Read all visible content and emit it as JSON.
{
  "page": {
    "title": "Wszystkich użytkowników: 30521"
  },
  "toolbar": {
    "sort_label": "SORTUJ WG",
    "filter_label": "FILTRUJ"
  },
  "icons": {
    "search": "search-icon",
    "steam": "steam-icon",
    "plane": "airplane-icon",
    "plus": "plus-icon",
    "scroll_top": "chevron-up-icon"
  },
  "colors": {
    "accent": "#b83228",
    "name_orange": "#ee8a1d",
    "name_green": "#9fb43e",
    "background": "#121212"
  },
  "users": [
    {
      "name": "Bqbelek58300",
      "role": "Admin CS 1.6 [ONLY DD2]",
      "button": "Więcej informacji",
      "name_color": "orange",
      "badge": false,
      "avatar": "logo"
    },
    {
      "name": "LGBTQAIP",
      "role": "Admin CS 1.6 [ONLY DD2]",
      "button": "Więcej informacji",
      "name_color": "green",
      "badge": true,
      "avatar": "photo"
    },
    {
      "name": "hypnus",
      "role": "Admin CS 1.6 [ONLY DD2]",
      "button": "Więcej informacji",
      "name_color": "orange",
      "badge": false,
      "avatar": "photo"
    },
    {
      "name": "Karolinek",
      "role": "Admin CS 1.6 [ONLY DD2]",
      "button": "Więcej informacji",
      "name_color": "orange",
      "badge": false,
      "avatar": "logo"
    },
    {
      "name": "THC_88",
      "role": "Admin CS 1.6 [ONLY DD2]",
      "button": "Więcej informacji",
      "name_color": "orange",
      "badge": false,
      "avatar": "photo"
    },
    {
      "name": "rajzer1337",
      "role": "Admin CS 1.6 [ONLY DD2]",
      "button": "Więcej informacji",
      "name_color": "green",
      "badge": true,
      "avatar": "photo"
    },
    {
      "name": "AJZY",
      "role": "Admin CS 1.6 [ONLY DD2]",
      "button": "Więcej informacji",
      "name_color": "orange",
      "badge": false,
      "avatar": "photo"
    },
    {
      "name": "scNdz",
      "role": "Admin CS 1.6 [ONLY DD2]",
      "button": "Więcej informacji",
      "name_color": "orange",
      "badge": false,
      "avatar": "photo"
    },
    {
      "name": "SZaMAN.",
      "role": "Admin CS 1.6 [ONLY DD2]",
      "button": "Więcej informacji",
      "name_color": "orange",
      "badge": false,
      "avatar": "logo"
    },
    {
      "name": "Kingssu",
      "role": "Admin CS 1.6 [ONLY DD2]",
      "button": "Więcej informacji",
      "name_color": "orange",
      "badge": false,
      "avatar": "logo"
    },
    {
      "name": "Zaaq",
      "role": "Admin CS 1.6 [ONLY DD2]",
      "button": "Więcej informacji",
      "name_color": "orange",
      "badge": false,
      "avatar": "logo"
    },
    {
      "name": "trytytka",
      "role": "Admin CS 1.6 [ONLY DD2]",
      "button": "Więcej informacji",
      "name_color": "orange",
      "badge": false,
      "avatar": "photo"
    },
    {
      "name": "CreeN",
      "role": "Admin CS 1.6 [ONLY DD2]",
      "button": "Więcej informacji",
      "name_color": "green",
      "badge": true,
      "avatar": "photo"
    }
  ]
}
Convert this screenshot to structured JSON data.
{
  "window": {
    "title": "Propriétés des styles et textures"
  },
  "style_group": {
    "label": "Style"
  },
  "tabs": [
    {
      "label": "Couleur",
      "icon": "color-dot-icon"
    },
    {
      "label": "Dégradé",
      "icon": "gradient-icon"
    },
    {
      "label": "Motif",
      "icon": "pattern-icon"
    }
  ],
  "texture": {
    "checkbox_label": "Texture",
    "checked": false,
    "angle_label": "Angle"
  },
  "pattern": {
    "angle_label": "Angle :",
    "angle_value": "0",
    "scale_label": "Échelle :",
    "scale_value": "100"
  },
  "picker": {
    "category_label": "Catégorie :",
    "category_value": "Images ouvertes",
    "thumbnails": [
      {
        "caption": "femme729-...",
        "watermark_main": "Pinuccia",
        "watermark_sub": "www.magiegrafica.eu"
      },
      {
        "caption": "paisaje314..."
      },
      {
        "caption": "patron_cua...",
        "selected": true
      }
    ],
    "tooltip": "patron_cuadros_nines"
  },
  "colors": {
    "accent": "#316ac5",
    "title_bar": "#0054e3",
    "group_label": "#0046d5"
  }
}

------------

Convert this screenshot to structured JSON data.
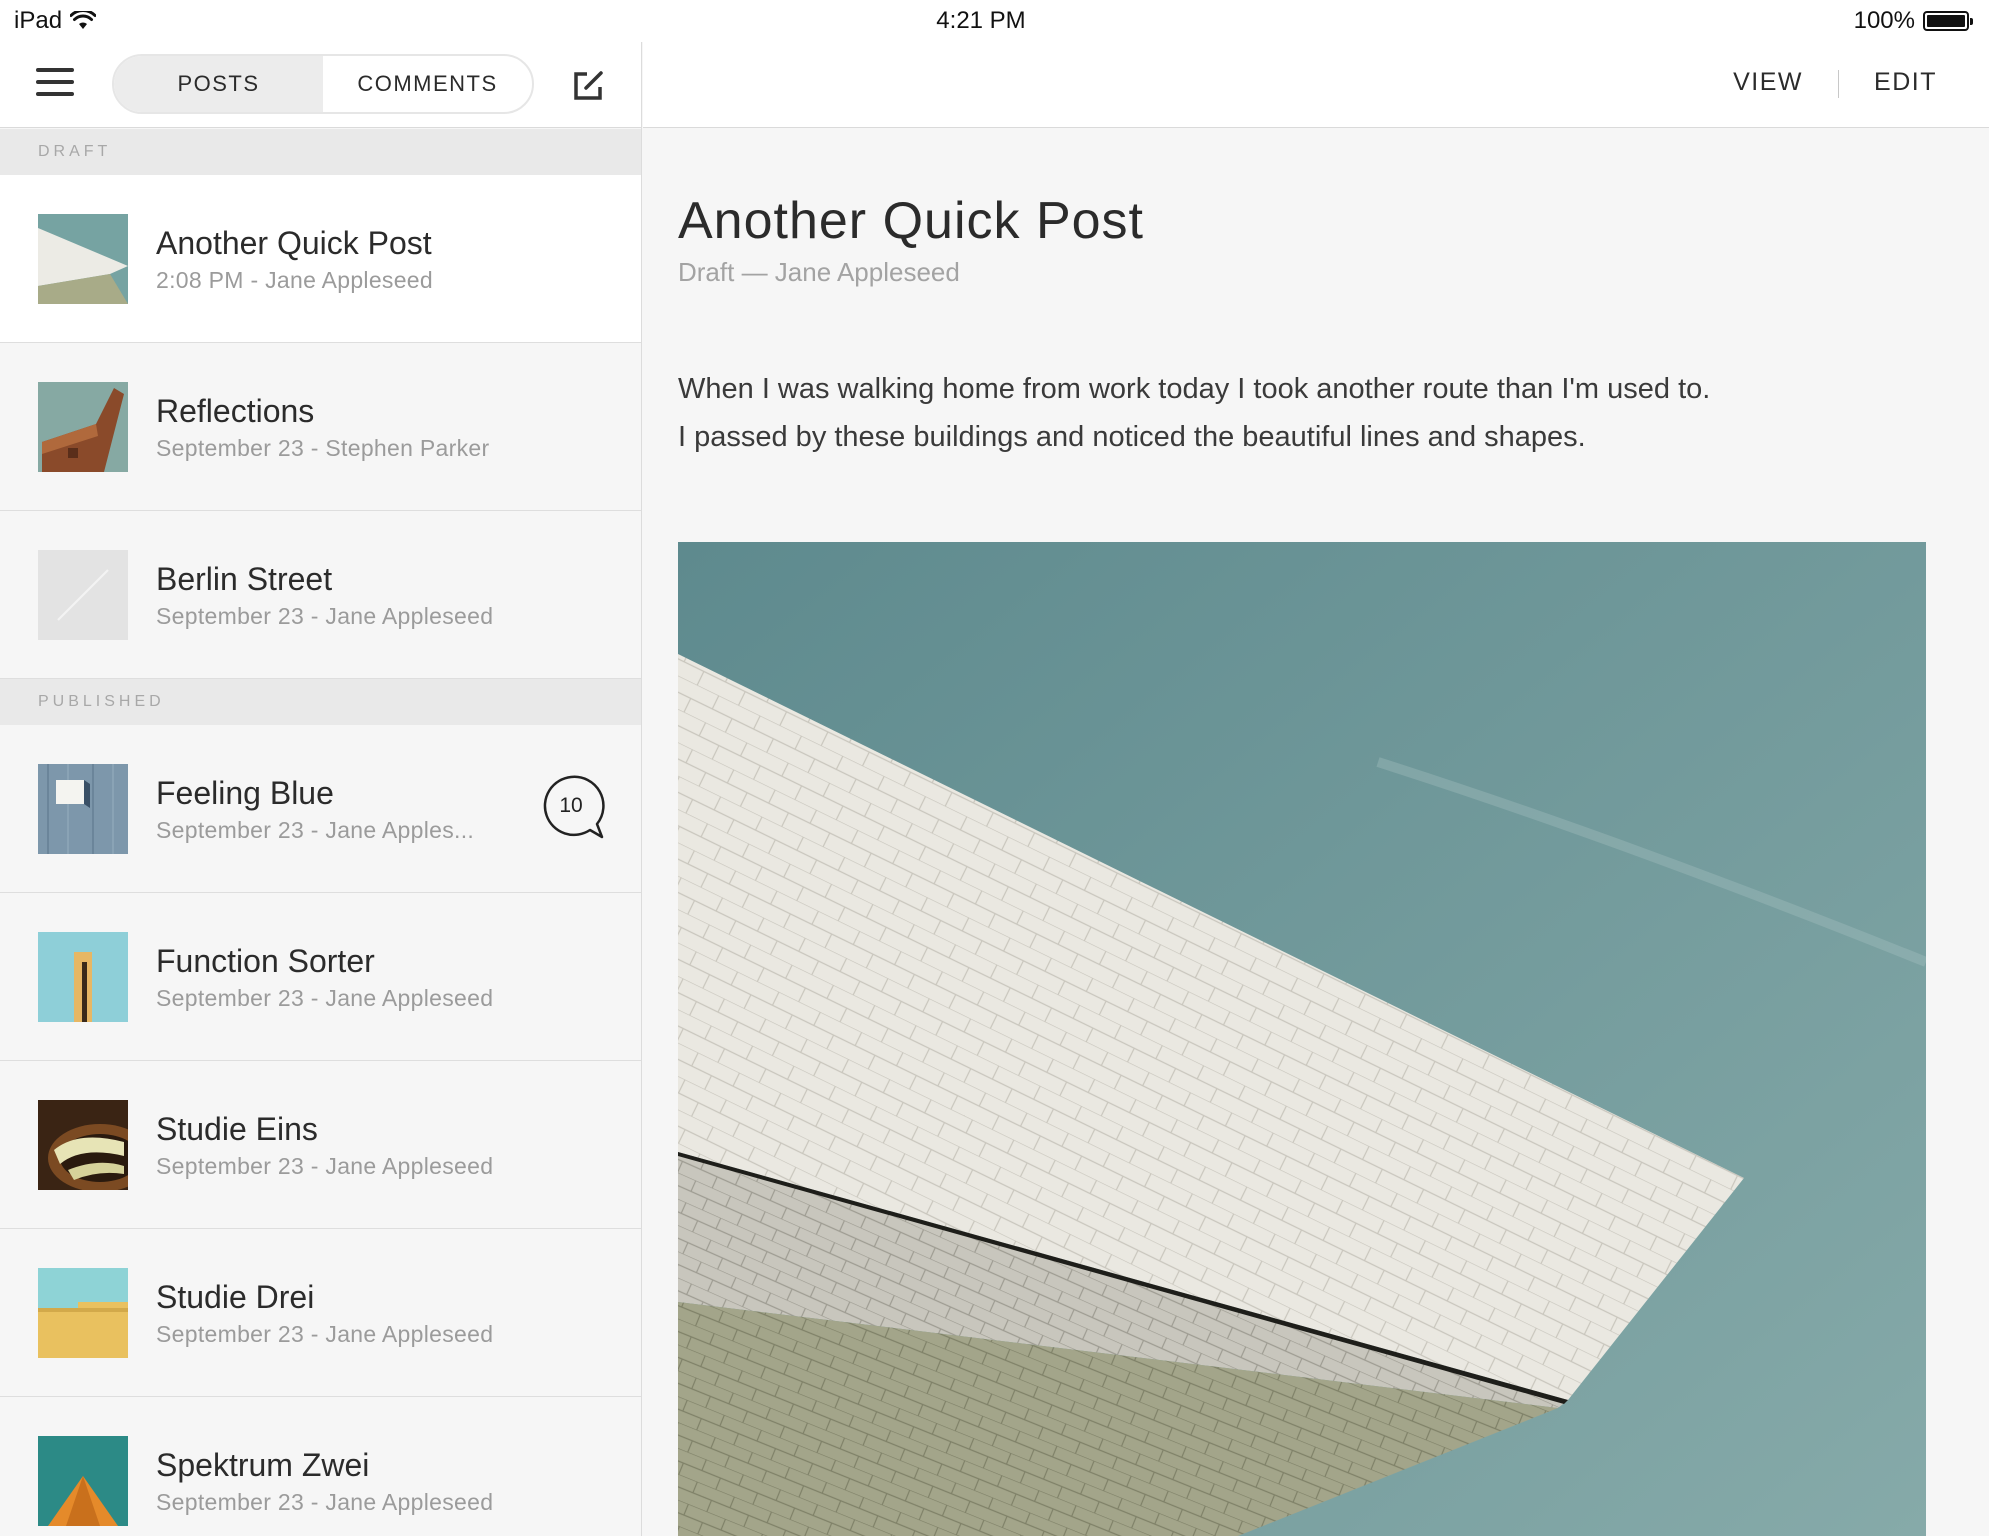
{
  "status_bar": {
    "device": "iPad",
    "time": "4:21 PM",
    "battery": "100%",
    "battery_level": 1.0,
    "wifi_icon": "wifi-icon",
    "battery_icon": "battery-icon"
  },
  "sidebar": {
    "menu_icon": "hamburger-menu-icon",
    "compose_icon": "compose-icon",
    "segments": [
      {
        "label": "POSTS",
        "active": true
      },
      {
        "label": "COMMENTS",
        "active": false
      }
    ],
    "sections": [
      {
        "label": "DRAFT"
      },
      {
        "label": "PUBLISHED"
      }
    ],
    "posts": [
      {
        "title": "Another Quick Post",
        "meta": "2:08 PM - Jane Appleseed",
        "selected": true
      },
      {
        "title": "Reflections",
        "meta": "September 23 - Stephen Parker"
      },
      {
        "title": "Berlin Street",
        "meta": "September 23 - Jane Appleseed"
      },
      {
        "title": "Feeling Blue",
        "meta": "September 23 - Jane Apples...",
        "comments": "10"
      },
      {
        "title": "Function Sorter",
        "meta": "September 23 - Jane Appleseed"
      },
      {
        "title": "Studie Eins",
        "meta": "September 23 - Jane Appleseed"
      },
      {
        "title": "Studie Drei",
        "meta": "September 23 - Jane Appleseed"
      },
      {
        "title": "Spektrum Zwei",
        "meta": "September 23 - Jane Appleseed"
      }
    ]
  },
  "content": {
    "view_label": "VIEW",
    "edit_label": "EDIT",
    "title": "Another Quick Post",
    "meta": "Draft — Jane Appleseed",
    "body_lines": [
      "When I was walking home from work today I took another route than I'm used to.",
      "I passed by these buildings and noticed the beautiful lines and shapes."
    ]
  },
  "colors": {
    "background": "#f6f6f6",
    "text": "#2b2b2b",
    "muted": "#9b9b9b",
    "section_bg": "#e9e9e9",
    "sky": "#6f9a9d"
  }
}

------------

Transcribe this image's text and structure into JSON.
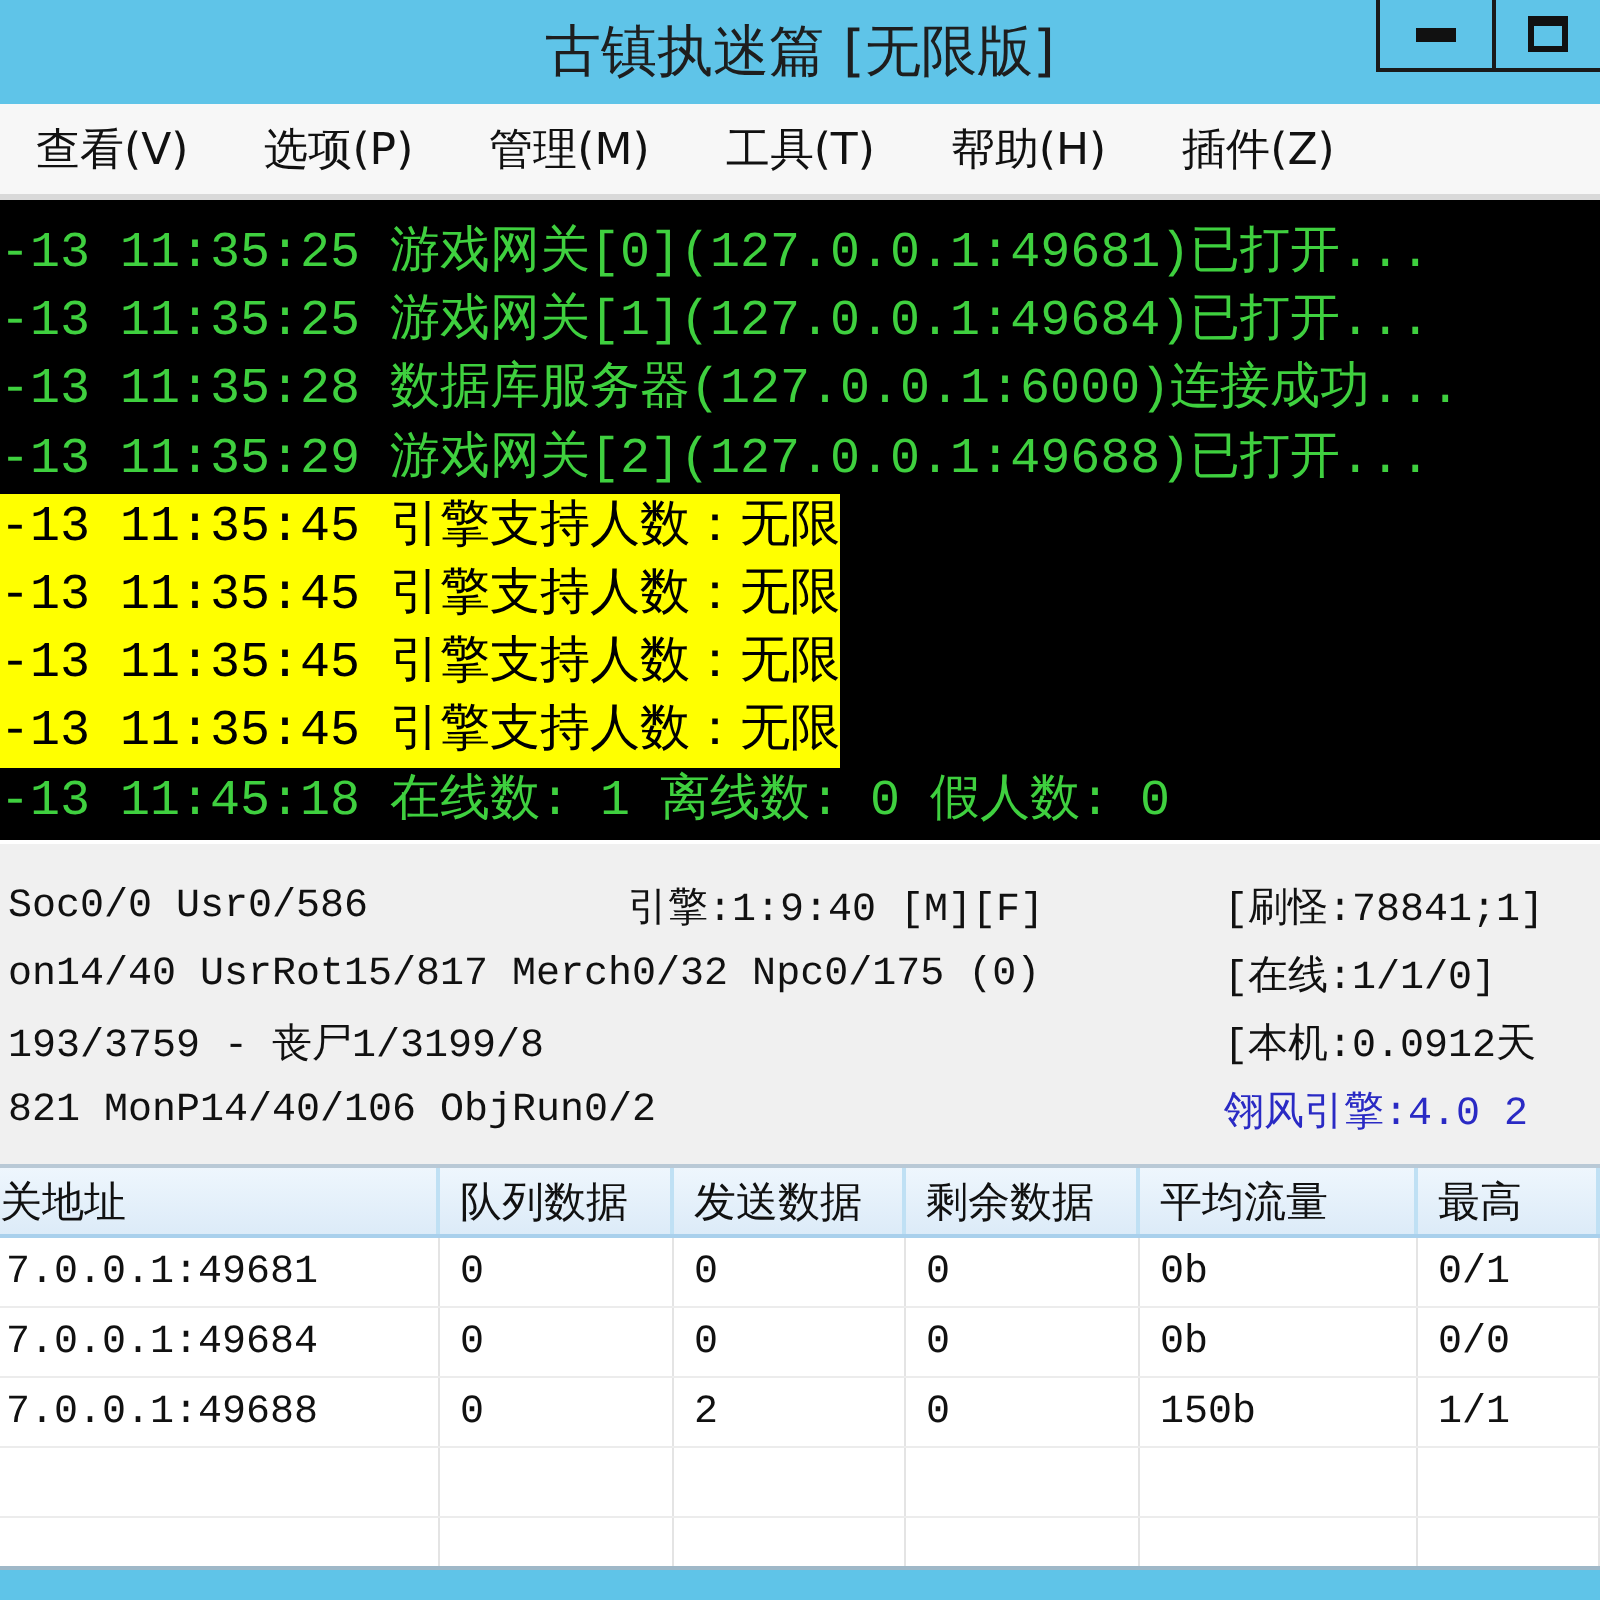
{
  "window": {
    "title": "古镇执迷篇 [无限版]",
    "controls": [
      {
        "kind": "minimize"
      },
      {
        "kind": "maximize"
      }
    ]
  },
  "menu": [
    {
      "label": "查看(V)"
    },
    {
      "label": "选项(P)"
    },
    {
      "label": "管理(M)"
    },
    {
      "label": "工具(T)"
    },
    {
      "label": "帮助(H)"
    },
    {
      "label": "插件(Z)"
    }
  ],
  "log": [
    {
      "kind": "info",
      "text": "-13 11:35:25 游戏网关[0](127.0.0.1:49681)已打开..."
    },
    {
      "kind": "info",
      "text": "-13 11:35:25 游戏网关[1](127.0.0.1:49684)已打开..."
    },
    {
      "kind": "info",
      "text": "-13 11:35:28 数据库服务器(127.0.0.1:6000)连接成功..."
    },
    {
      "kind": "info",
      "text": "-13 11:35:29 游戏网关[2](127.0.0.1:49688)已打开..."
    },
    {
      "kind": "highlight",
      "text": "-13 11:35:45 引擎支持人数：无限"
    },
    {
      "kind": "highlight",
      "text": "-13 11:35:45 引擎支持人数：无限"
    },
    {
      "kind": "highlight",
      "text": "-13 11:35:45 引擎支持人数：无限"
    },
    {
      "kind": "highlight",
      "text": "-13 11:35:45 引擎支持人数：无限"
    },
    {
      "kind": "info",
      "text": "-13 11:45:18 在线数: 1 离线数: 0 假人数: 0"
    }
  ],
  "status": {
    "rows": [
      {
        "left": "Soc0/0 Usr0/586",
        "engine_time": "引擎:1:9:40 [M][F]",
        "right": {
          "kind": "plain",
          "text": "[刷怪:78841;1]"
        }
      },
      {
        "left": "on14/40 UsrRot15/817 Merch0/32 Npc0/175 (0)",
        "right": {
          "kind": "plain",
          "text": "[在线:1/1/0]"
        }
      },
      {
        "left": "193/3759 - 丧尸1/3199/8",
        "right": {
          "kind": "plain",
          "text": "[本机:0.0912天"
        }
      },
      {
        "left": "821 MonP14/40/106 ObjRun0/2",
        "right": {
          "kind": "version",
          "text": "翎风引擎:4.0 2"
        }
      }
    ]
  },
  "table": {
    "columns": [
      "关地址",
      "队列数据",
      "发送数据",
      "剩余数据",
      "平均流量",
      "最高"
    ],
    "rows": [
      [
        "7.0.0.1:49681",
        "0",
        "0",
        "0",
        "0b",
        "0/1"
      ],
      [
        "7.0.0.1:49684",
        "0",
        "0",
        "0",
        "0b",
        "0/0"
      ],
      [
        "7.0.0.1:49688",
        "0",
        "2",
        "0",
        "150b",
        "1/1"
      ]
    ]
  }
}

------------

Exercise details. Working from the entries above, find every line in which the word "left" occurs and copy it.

Finished task.
        "left": "Soc0/0 Usr0/586",
        "left": "on14/40 UsrRot15/817 Merch0/32 Npc0/175 (0)",
        "left": "193/3759 - 丧尸1/3199/8",
        "left": "821 MonP14/40/106 ObjRun0/2",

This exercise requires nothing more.